Stored entries:
▽

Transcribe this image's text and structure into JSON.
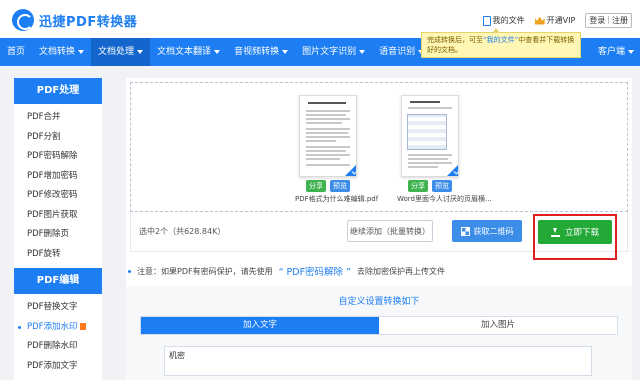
{
  "header": {
    "logo_text": "迅捷PDF转换器",
    "my_files": "我的文件",
    "vip": "开通VIP",
    "login": "登录",
    "register": "注册"
  },
  "tooltip": {
    "text_before": "完成转换后，可至",
    "highlight": "“我的文件”",
    "text_after": "中查看并下载转换好的文档。"
  },
  "nav": {
    "items": [
      {
        "label": "首页",
        "caret": false,
        "active": false
      },
      {
        "label": "文档转换",
        "caret": true,
        "active": false
      },
      {
        "label": "文档处理",
        "caret": true,
        "active": true
      },
      {
        "label": "文档文本翻译",
        "caret": true,
        "active": false
      },
      {
        "label": "音视频转换",
        "caret": true,
        "active": false
      },
      {
        "label": "图片文字识别",
        "caret": true,
        "active": false
      },
      {
        "label": "语音识别",
        "caret": true,
        "active": false
      }
    ],
    "right_label": "客户端"
  },
  "sidebar": {
    "sections": [
      {
        "title": "PDF处理",
        "items": [
          "PDF合并",
          "PDF分割",
          "PDF密码解除",
          "PDF增加密码",
          "PDF修改密码",
          "PDF图片获取",
          "PDF删除页",
          "PDF旋转"
        ]
      },
      {
        "title": "PDF编辑",
        "items": [
          "PDF替换文字",
          "PDF添加水印",
          "PDF删除水印",
          "PDF添加文字"
        ]
      }
    ],
    "active_item": "PDF添加水印"
  },
  "files": [
    {
      "name": "PDF格式为什么难编辑.pdf",
      "share": "分享",
      "preview": "预览"
    },
    {
      "name": "Word里面今人讨厌的页眉横...",
      "share": "分享",
      "preview": "预览"
    }
  ],
  "actions": {
    "selection": "选中2个（共628.84K）",
    "continue_add": "继续添加（批量转换）",
    "qr": "获取二维码",
    "download": "立即下载"
  },
  "note": {
    "prefix": "注意：如果PDF有密码保护，请先使用",
    "link": "“ PDF密码解除 ”",
    "suffix": "去除加密保护再上传文件"
  },
  "settings": {
    "title": "自定义设置转换如下",
    "tabs": [
      "加入文字",
      "加入图片"
    ],
    "active_tab": 0,
    "text_value": "机密"
  },
  "colors": {
    "brand": "#1d7df2",
    "download": "#22a936",
    "highlight_box": "#e02020"
  }
}
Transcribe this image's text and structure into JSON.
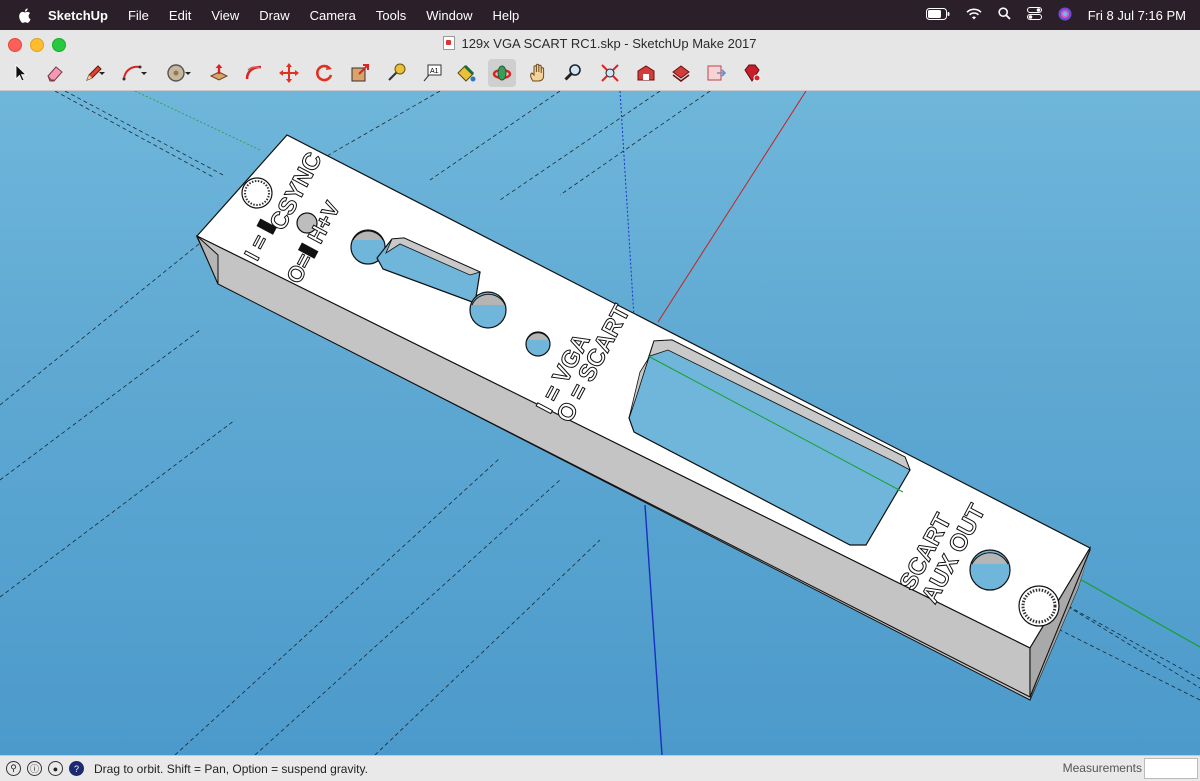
{
  "menubar": {
    "app_name": "SketchUp",
    "items": [
      "File",
      "Edit",
      "View",
      "Draw",
      "Camera",
      "Tools",
      "Window",
      "Help"
    ],
    "clock": "Fri 8 Jul  7:16 PM"
  },
  "window": {
    "title": "129x VGA SCART RC1.skp - SketchUp Make 2017"
  },
  "toolbar": {
    "tools": [
      "select-icon",
      "eraser-icon",
      "pencil-icon",
      "arc-icon",
      "circle-icon",
      "push-pull-icon",
      "follow-me-icon",
      "move-icon",
      "rotate-icon",
      "scale-icon",
      "tape-measure-icon",
      "text-icon",
      "paint-bucket-icon",
      "orbit-icon",
      "pan-icon",
      "zoom-icon",
      "zoom-extents-icon",
      "warehouse-icon",
      "extension-warehouse-icon",
      "layout-icon",
      "ruby-icon"
    ]
  },
  "model": {
    "labels": {
      "csync": "CSYNC",
      "i_eq": "I = ⫴",
      "o_eq": "O=⫴ H+V",
      "i_vga": "I = VGA",
      "o_scart": "O = SCART",
      "scart": "SCART",
      "aux_out": "AUX OUT"
    }
  },
  "status": {
    "hint": "Drag to orbit. Shift = Pan, Option = suspend gravity.",
    "measurements_label": "Measurements"
  }
}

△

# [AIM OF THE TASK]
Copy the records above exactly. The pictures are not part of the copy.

# [SOLUTION]
Transcribe this image's text and structure into JSON.
{
  "header": {
    "logo_text": "迅捷PDF转换器",
    "my_files": "我的文件",
    "vip": "开通VIP",
    "login": "登录",
    "register": "注册"
  },
  "tooltip": {
    "text_before": "完成转换后，可至",
    "highlight": "“我的文件”",
    "text_after": "中查看并下载转换好的文档。"
  },
  "nav": {
    "items": [
      {
        "label": "首页",
        "caret": false,
        "active": false
      },
      {
        "label": "文档转换",
        "caret": true,
        "active": false
      },
      {
        "label": "文档处理",
        "caret": true,
        "active": true
      },
      {
        "label": "文档文本翻译",
        "caret": true,
        "active": false
      },
      {
        "label": "音视频转换",
        "caret": true,
        "active": false
      },
      {
        "label": "图片文字识别",
        "caret": true,
        "active": false
      },
      {
        "label": "语音识别",
        "caret": true,
        "active": false
      }
    ],
    "right_label": "客户端"
  },
  "sidebar": {
    "sections": [
      {
        "title": "PDF处理",
        "items": [
          "PDF合并",
          "PDF分割",
          "PDF密码解除",
          "PDF增加密码",
          "PDF修改密码",
          "PDF图片获取",
          "PDF删除页",
          "PDF旋转"
        ]
      },
      {
        "title": "PDF编辑",
        "items": [
          "PDF替换文字",
          "PDF添加水印",
          "PDF删除水印",
          "PDF添加文字"
        ]
      }
    ],
    "active_item": "PDF添加水印"
  },
  "files": [
    {
      "name": "PDF格式为什么难编辑.pdf",
      "share": "分享",
      "preview": "预览"
    },
    {
      "name": "Word里面今人讨厌的页眉横...",
      "share": "分享",
      "preview": "预览"
    }
  ],
  "actions": {
    "selection": "选中2个（共628.84K）",
    "continue_add": "继续添加（批量转换）",
    "qr": "获取二维码",
    "download": "立即下载"
  },
  "note": {
    "prefix": "注意：如果PDF有密码保护，请先使用",
    "link": "“ PDF密码解除 ”",
    "suffix": "去除加密保护再上传文件"
  },
  "settings": {
    "title": "自定义设置转换如下",
    "tabs": [
      "加入文字",
      "加入图片"
    ],
    "active_tab": 0,
    "text_value": "机密"
  },
  "colors": {
    "brand": "#1d7df2",
    "download": "#22a936",
    "highlight_box": "#e02020"
  }
}
Transcribe this image's text and structure into JSON.
{
  "menubar": {
    "app_name": "SketchUp",
    "items": [
      "File",
      "Edit",
      "View",
      "Draw",
      "Camera",
      "Tools",
      "Window",
      "Help"
    ],
    "clock": "Fri 8 Jul  7:16 PM"
  },
  "window": {
    "title": "129x VGA SCART RC1.skp - SketchUp Make 2017"
  },
  "toolbar": {
    "tools": [
      "select-icon",
      "eraser-icon",
      "pencil-icon",
      "arc-icon",
      "circle-icon",
      "push-pull-icon",
      "follow-me-icon",
      "move-icon",
      "rotate-icon",
      "scale-icon",
      "tape-measure-icon",
      "text-icon",
      "paint-bucket-icon",
      "orbit-icon",
      "pan-icon",
      "zoom-icon",
      "zoom-extents-icon",
      "warehouse-icon",
      "extension-warehouse-icon",
      "layout-icon",
      "ruby-icon"
    ]
  },
  "model": {
    "labels": {
      "csync": "CSYNC",
      "i_eq": "I = ⫴",
      "o_eq": "O=⫴ H+V",
      "i_vga": "I = VGA",
      "o_scart": "O = SCART",
      "scart": "SCART",
      "aux_out": "AUX OUT"
    }
  },
  "status": {
    "hint": "Drag to orbit. Shift = Pan, Option = suspend gravity.",
    "measurements_label": "Measurements"
  }
}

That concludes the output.